What to know about alleviating pain and improving quality of life
Saying goodbye to a loved one is never easy. It is in those final months and weeks of a person’s life where family members want to make them as comfortable as possible, knowing that when they are no longer suffering from the pain of an illness, they are finally at peace.
Part of hospice services include palliative care, the medical specialty of alleviating pain and improving the quality of life of the seriously ill. According to Right at Home, which provides home care, senior care and home health care services, hospice care begins after health treatment for an illness has stopped and the patient is considered terminal. Palliative care can begin as soon as a patient is diagnosed with a serious illness and can continue while the individual pursues a cure.

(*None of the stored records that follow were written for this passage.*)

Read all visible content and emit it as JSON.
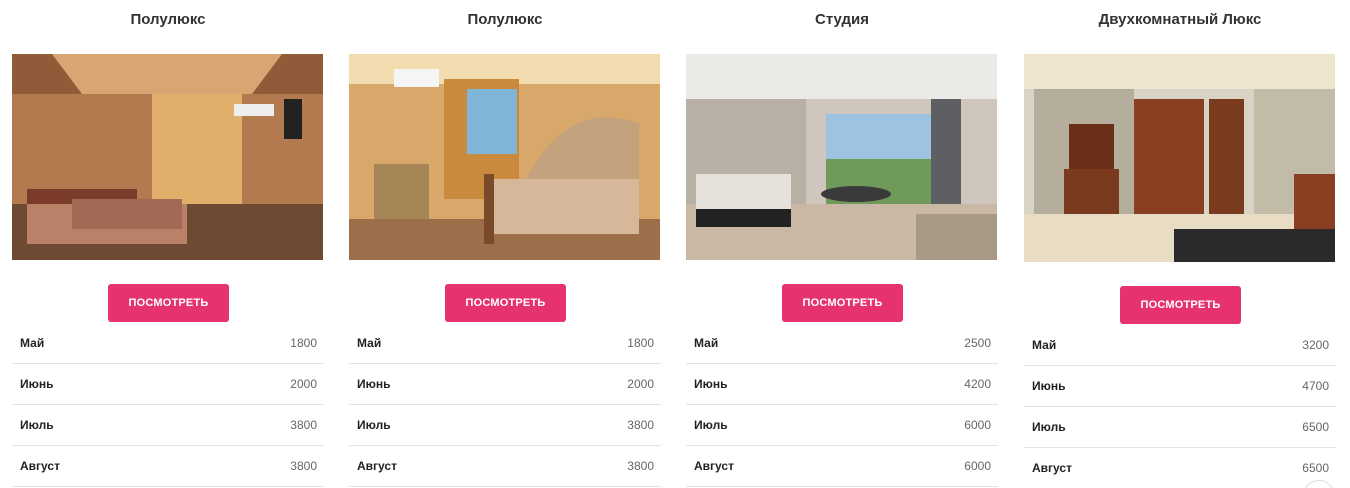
{
  "cards": [
    {
      "title": "Полулюкс",
      "button": "ПОСМОТРЕТЬ",
      "prices": [
        {
          "month": "Май",
          "value": "1800"
        },
        {
          "month": "Июнь",
          "value": "2000"
        },
        {
          "month": "Июль",
          "value": "3800"
        },
        {
          "month": "Август",
          "value": "3800"
        }
      ]
    },
    {
      "title": "Полулюкс",
      "button": "ПОСМОТРЕТЬ",
      "prices": [
        {
          "month": "Май",
          "value": "1800"
        },
        {
          "month": "Июнь",
          "value": "2000"
        },
        {
          "month": "Июль",
          "value": "3800"
        },
        {
          "month": "Август",
          "value": "3800"
        }
      ]
    },
    {
      "title": "Студия",
      "button": "ПОСМОТРЕТЬ",
      "prices": [
        {
          "month": "Май",
          "value": "2500"
        },
        {
          "month": "Июнь",
          "value": "4200"
        },
        {
          "month": "Июль",
          "value": "6000"
        },
        {
          "month": "Август",
          "value": "6000"
        }
      ]
    },
    {
      "title": "Двухкомнатный Люкс",
      "button": "ПОСМОТРЕТЬ",
      "prices": [
        {
          "month": "Май",
          "value": "3200"
        },
        {
          "month": "Июнь",
          "value": "4700"
        },
        {
          "month": "Июль",
          "value": "6500"
        },
        {
          "month": "Август",
          "value": "6500"
        }
      ]
    }
  ],
  "colors": {
    "accent": "#e6336f"
  }
}
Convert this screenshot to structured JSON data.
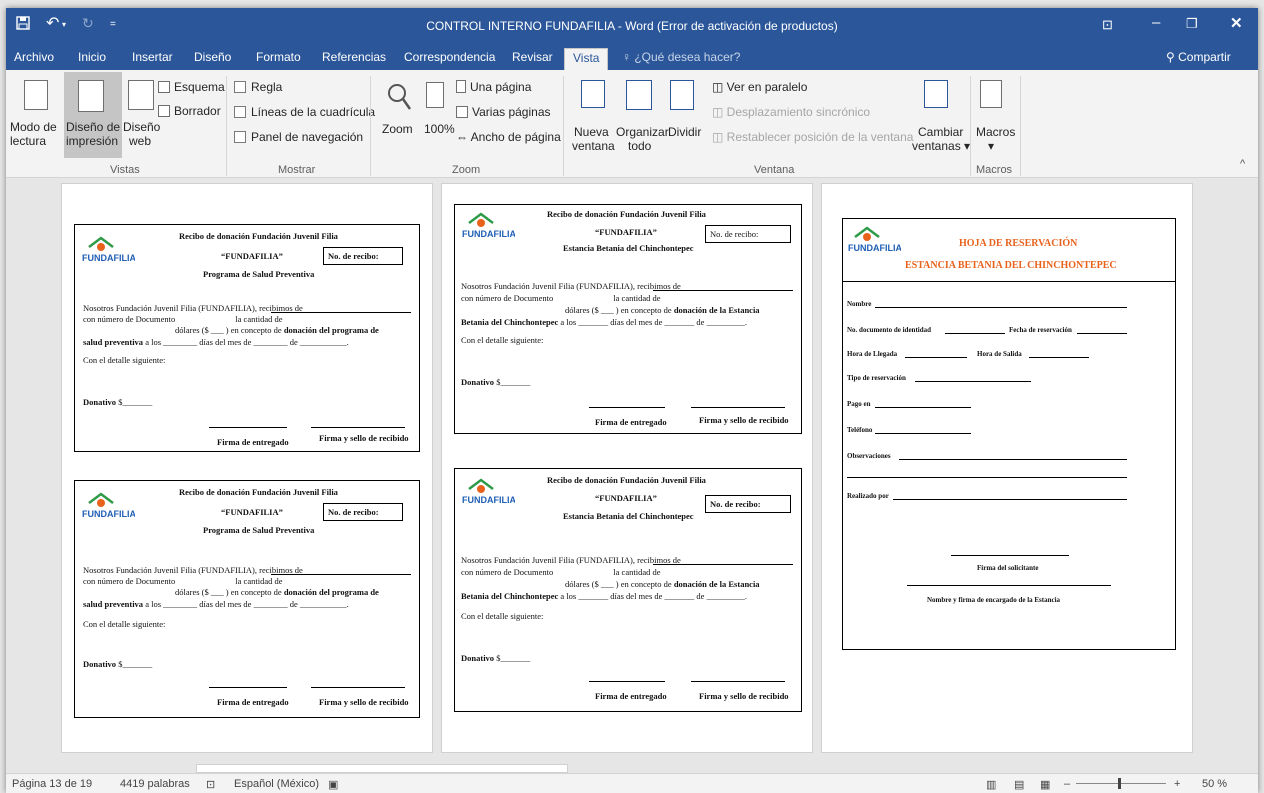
{
  "titlebar": {
    "title": "CONTROL INTERNO FUNDAFILIA - Word (Error de activación de productos)",
    "share": "Compartir",
    "save_icon": "save-icon",
    "undo_icon": "undo-icon",
    "redo_icon": "redo-icon"
  },
  "tabs": [
    "Archivo",
    "Inicio",
    "Insertar",
    "Diseño",
    "Formato",
    "Referencias",
    "Correspondencia",
    "Revisar",
    "Vista"
  ],
  "tell_me": "¿Qué desea hacer?",
  "ribbon": {
    "read_mode_1": "Modo de",
    "read_mode_2": "lectura",
    "print_layout_1": "Diseño de",
    "print_layout_2": "impresión",
    "web_layout_1": "Diseño",
    "web_layout_2": "web",
    "outline": "Esquema",
    "draft": "Borrador",
    "group_views": "Vistas",
    "ruler": "Regla",
    "gridlines": "Líneas de la cuadrícula",
    "nav_pane": "Panel de navegación",
    "group_show": "Mostrar",
    "zoom": "Zoom",
    "zoom100": "100%",
    "one_page": "Una página",
    "multi_pages": "Varias páginas",
    "page_width": "Ancho de página",
    "group_zoom": "Zoom",
    "new_window_1": "Nueva",
    "new_window_2": "ventana",
    "arrange_1": "Organizar",
    "arrange_2": "todo",
    "split": "Dividir",
    "side_by_side": "Ver en paralelo",
    "sync_scroll": "Desplazamiento sincrónico",
    "reset_pos": "Restablecer posición de la ventana",
    "group_window": "Ventana",
    "switch_1": "Cambiar",
    "switch_2": "ventanas",
    "macros": "Macros",
    "group_macros": "Macros"
  },
  "receipt": {
    "title": "Recibo de donación Fundación Juvenil Filia",
    "name": "“FUNDAFILIA”",
    "prog": "Programa de Salud Preventiva",
    "estancia": "Estancia Betania del Chinchontepec",
    "no_recibo": "No. de recibo:",
    "l1": "Nosotros Fundación Juvenil Filia (FUNDAFILIA), recibimos de",
    "l2a": "con número de Documento",
    "l2b": "la cantidad de",
    "l3a": "dólares ($",
    "l3b": ") en concepto de",
    "l3c_prog": "donación del programa de",
    "l4_prog": "salud preventiva",
    "l3c_est": "donación de la Estancia",
    "l4_est": "Betania del Chinchontepec",
    "l4b": "a los",
    "l4c": "días del mes de",
    "l4d": "de",
    "detalle": "Con el detalle siguiente:",
    "donativo": "Donativo",
    "dollar": "$",
    "firma1": "Firma de entregado",
    "firma2": "Firma y sello de recibido"
  },
  "reserva": {
    "title1": "HOJA DE RESERVACIÓN",
    "title2": "ESTANCIA BETANIA DEL CHINCHONTEPEC",
    "nombre": "Nombre",
    "doc": "No. documento de identidad",
    "fecha": "Fecha de reservación",
    "llegada": "Hora de Llegada",
    "salida": "Hora de Salida",
    "tipo": "Tipo de reservación",
    "pago": "Pago en",
    "tel": "Teléfono",
    "obs": "Observaciones",
    "realizado": "Realizado por",
    "firma_sol": "Firma del solicitante",
    "firma_enc": "Nombre y firma de encargado de la Estancia"
  },
  "logo_text": "FUNDAFILIA",
  "status": {
    "page": "Página 13 de 19",
    "words": "4419 palabras",
    "lang": "Español (México)",
    "zoom": "50 %"
  },
  "colors": {
    "accent": "#2b579a",
    "orange": "#e8621c"
  }
}
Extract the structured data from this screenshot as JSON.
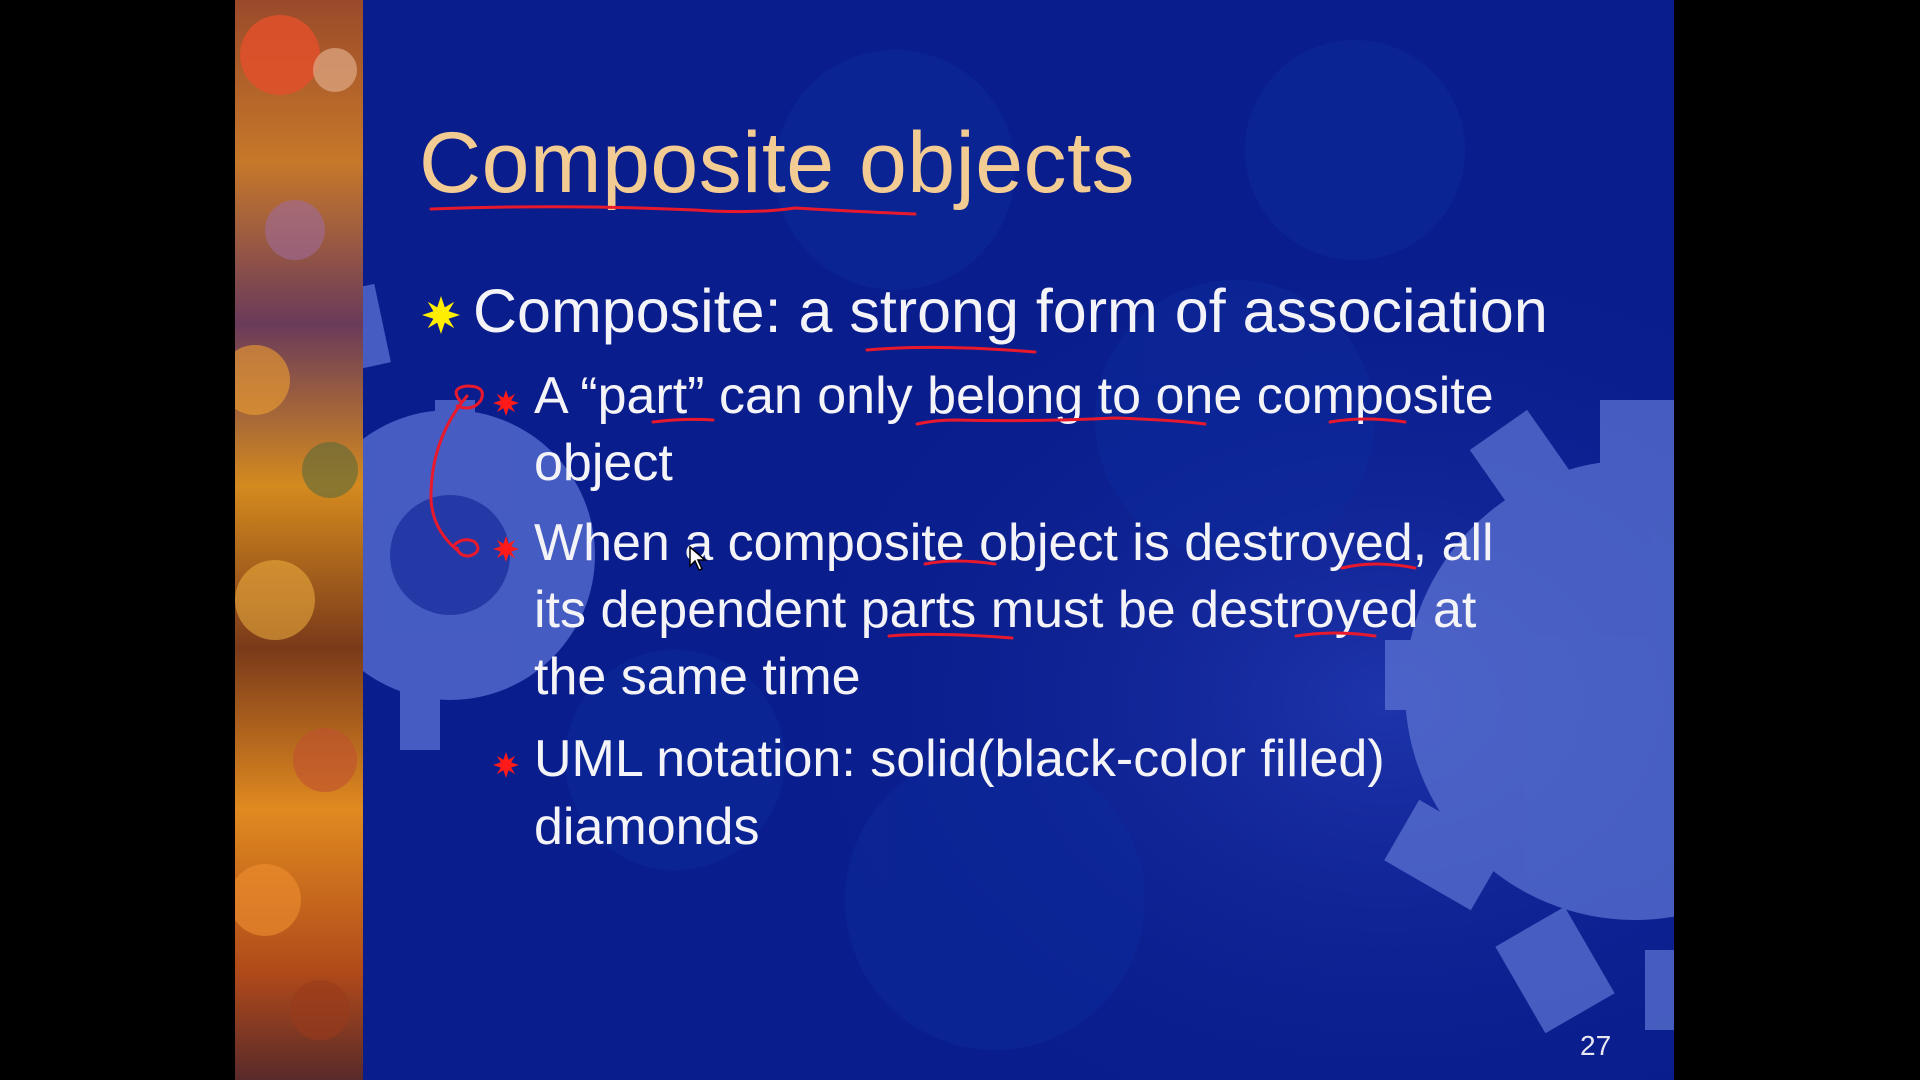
{
  "slide": {
    "title": "Composite objects",
    "bullet_main": "Composite: a strong form of association",
    "sub_bullets": [
      {
        "lines": [
          "A “part” can only belong to one composite",
          "object"
        ]
      },
      {
        "lines": [
          "When a composite object is destroyed, all",
          "its dependent parts must be destroyed at",
          "the same time"
        ]
      },
      {
        "lines": [
          "UML notation: solid(black-color filled)",
          "diamonds"
        ]
      }
    ],
    "page_number": "27"
  },
  "icons": {
    "main_bullet": "yellow-starburst-bullet-icon",
    "sub_bullet": "red-starburst-bullet-icon",
    "background": "gear-icon",
    "cursor": "mouse-pointer-icon"
  },
  "colors": {
    "slide_background": "#0a1d8c",
    "title": "#f3cc93",
    "body_text": "#f4f4f8",
    "main_bullet": "#ffee00",
    "sub_bullet": "#ff1a1a",
    "annotation_ink": "#e8192c",
    "letterbox": "#000000"
  }
}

Statistics show that hospice providers alone care for more than 1.6 million Americans and their families annually. While hospice does involve caring for the terminally ill, hospice care is more than seeing someone through their final days. An integrated team of healthcare professionals and trained volunteers work together to manage pain, control symptoms, and bolster emotional and spiritual needs. Hospice teams ensure patients and their loved ones find support, respect and dignity along the difficult path of a life-limiting illness.
Interdisciplinary palliative care teams are typically comprised of doctors, nurses, social workers, chaplains, and physical and occupational therapists who assist with the pain of cancer, kidney failure, chronic obstructive pulmonary disease, congestive heart failure and other chronic diseases or disorders. As for cost, most Medicaid, Medicare and private health insurance plans cover palliative and hospice services. Hospice care covered by Medicare requires that a person receive a prognosis of living six months or less, but there is not a six-month limit on hospice care services. A patient with a doctor’s certification of terminal illness may receive hospice support for as long as necessary.
At the Parker Jewish Institute, a hospice and palliative care seminar was recently held for health care professionals called “Hospice into the Future.” The informative seminar for hospital and skilled nursing facility staff, health care service providers and clinical professionals, focused on the current state of hospice and palliative care. The seminar was given by Carla Braveman, BSN, RN, M.Ed, CHCE, president and CEO of Hospice and Palliative Care Association of New York State (HPCANYS), who gave a brief history of hospice care, noting that the modern hospice movement began in England in 1967 by founder Dame Cecile Saunders, a nurse who became a social worker and then a physician.
Also discussed were the latest issues of concern to HPCANYS. What is the future role of hospice with the new payment model? How will palliative care evolve?
“People in Washington, D.C. are now actually talking about a Palliative Care Benefit,” said Braveman. “A Palliative Care Benefit is not a Palliative Care doctor seeing patients, it is a hospice-like situation where the patient doesn’t have six months or less to live, but is based on a longer trajectory of an illness and whether they want curative treatment or comfort care.”
The Community/Inpatient Hospice at Parker provides comfort, relief, and peace of mind to individuals with advanced or life-limiting illness and their families. Parker’s is an intimate and unique program that provides personalized care to ensure a patient’s comfort, enhance quality of life, preserve one’s dignity and respect individual choices.
For more information on palliative and hospice care, contact Right at Home at 516-719-5999 or visit www.rightathomeli.com. For more information about the Parker Jewish Institute, contact Lina Scacco at 718-289-2212 or email firstname.lastname@example.org.
—With additional information courtesy of Parker Jewish Institute for Health Care and Rehabilitation and Right At Home